Eeldrop and Appleplex – A Short Story by T S Eliot
I first studied T S Eliot when I was in primary school, namely his poetry on cats from Old Possum’s Book of Practical Cats. Much much later, while in university, came the study of The Love Song of J Alfred Prufrock, The Wasteland, and the Four Quartet. Personally, I never really took to Eliot (save for his cat poems – they’re a joy to read!), but this was mostly because I didn’t care for the dried-up philosophy that was prominant among the moderns. As indiviual pieces these poems were fun to pick apart in order to discover the layers of meaning that the poet intended. However, it wasn’t until fairly recently, when looking for something new to read for THE LOST GENERATION tour held by the Classic Circuit, that I came across the only short story ever written by T S Eliot – Eeldrop and Appleplex.
When first I read this title I thought of something fantastical, but then it struck me that that would be quite unlike Eliot. A brief reading of another person’s review had me approaching the short story rather warily when it claimed to know why it was the only short story Eliot ever wrote – simply because he didn’t know how to write one! Did I think so too? In short, yes. In long, here goes…
The story is this; two men from different fields of academics, though from the same social background, take up an apartment together in a rather seedy yet quiet section of London. An incident of a man being taken to a nearby police station triggers off a conversation that dwells on social classes and stereotypes. End of story. You can see why it doesn’t do well as a short story! I kept wondering why Eliot simply didn’t write and essay of his thoughts and ideas on social class. All he did was use the short story as a platform and he didn’t do it at all well.
The ideas are not uncommon to the times. While I have to admit that my mind was half asleep while I read this story, it did impress upon me the decadent coversations that must have thrived in drawing rooms such as Eeldrop and Appleplex’s, in the early twentieth century, with each one trying to up the other with their intellectually charged statements on anything and everthing considered a good topic for a learned gentleman to converse in.
I cannot recommend or not recommend this short story. If you love Eliot you mind find this something look into. If you’re not particularly a fan, you’re not really missing much. However, if you have never tried Eliot before I would suggest you read his poems on cats, and then, of course, Alfred Prufrock and The Wasteland.
An online text on Eeldrop and Appleplex can be found here.
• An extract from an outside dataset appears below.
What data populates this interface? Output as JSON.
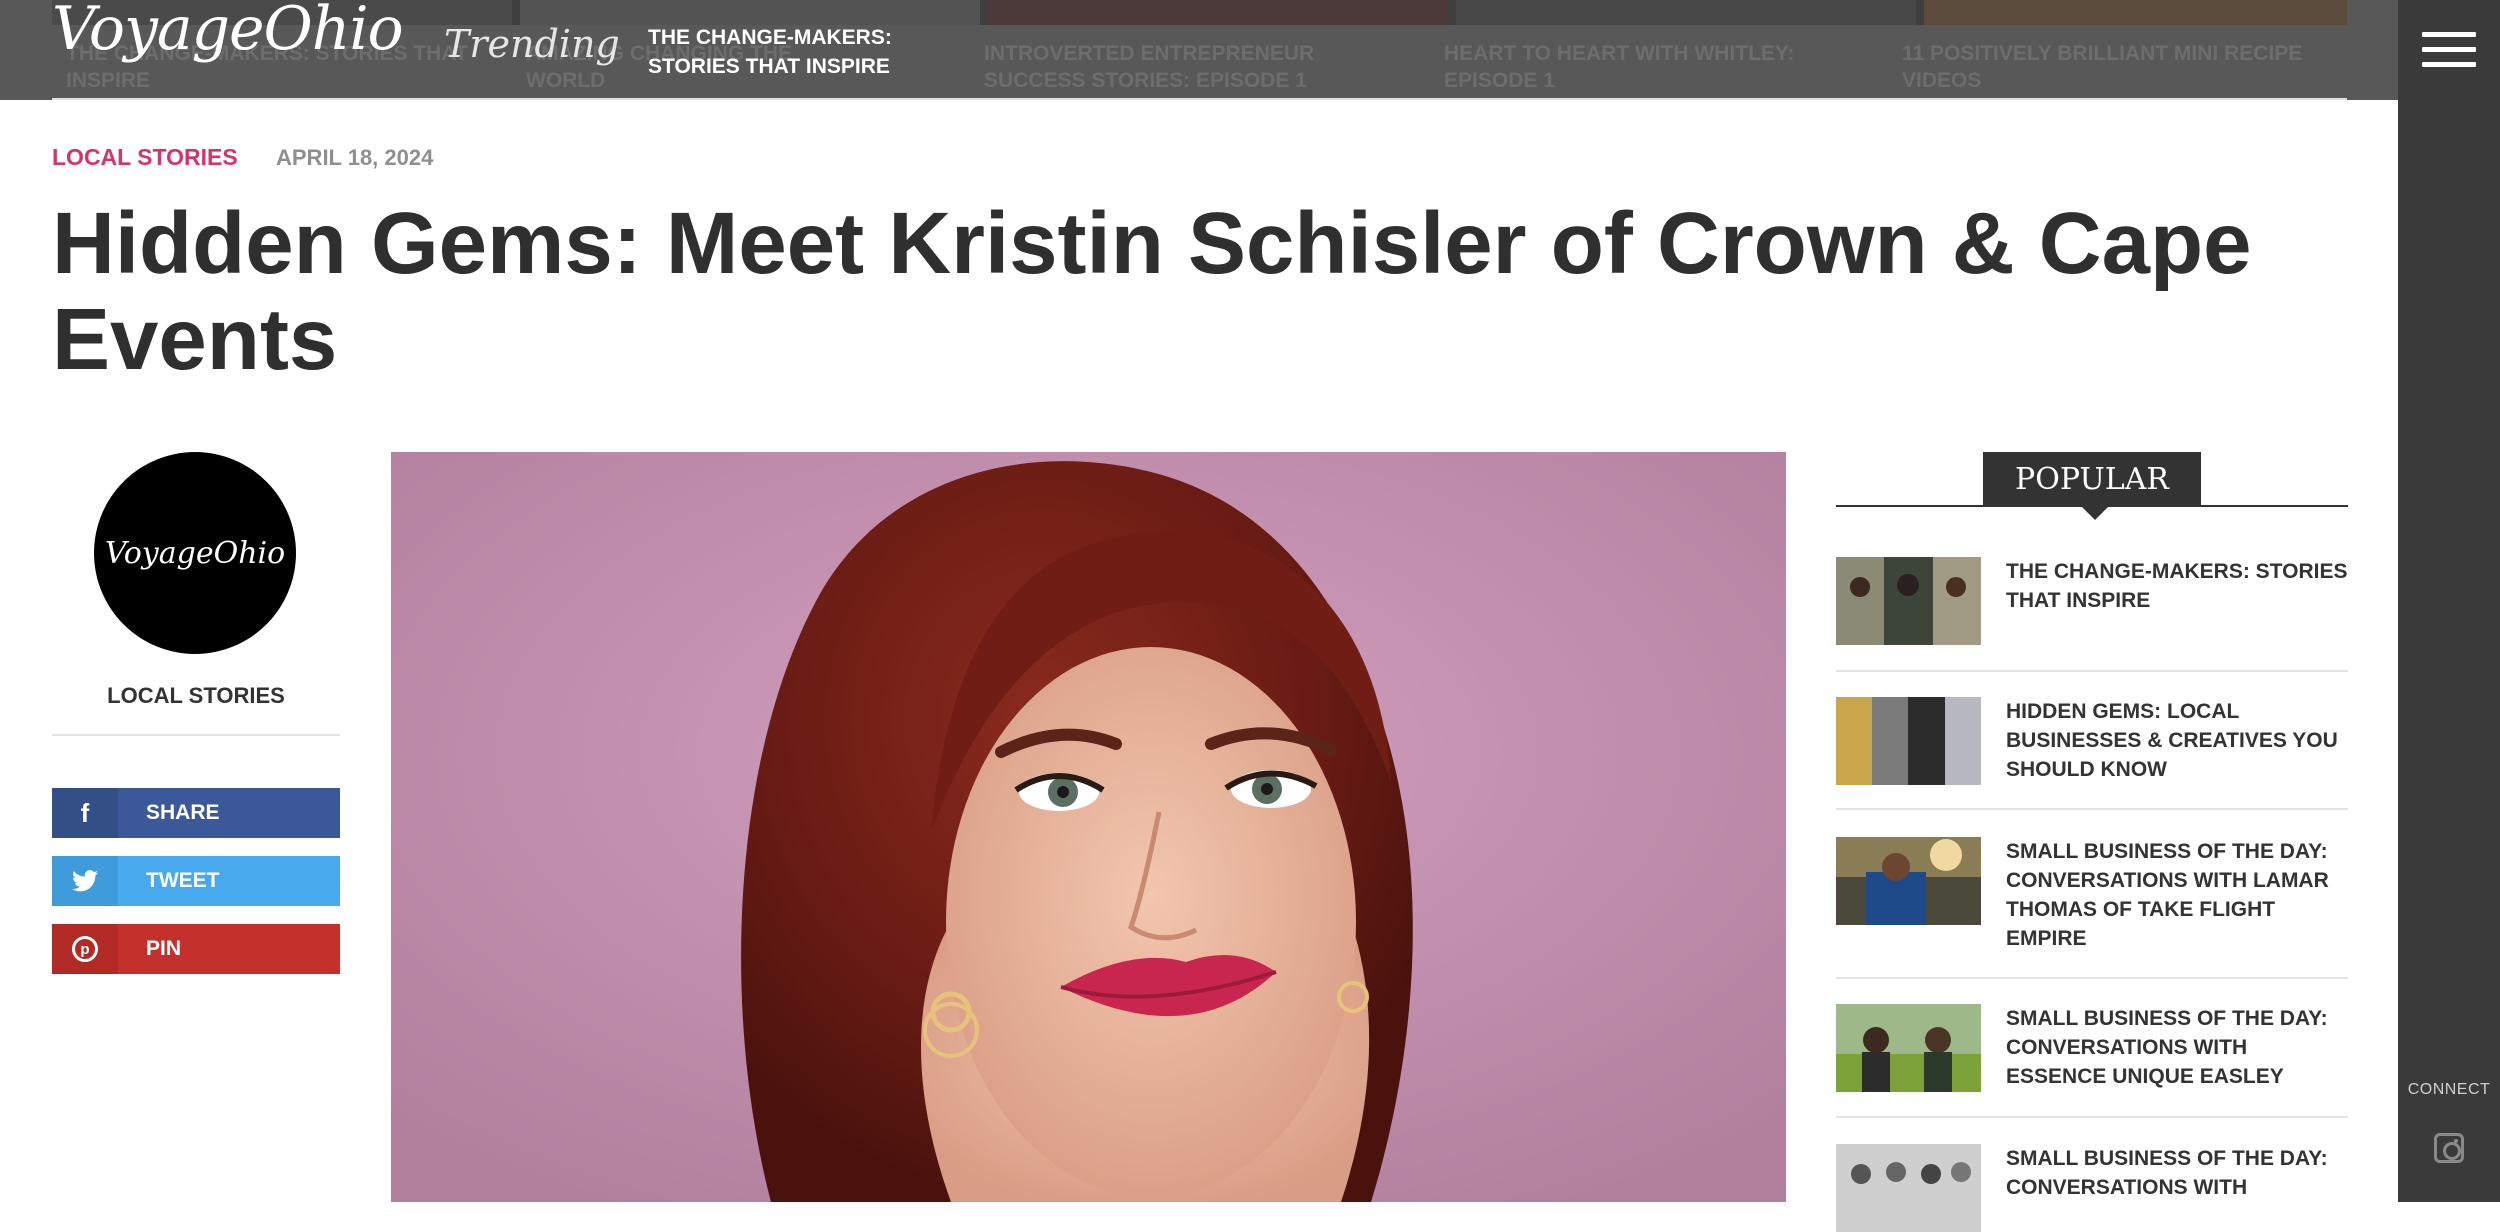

As part of THE LOST GENERATION Classic Circuit, allow me to point you in the direction of today’s fellow-posters – Nonsuch Book (on The Beautiful and Damned by F Scott Fitzgerald) and bibliographing (on Lucy Church Amiably by Gertrude Steine) and the main event itself.
Thank you for stopping by!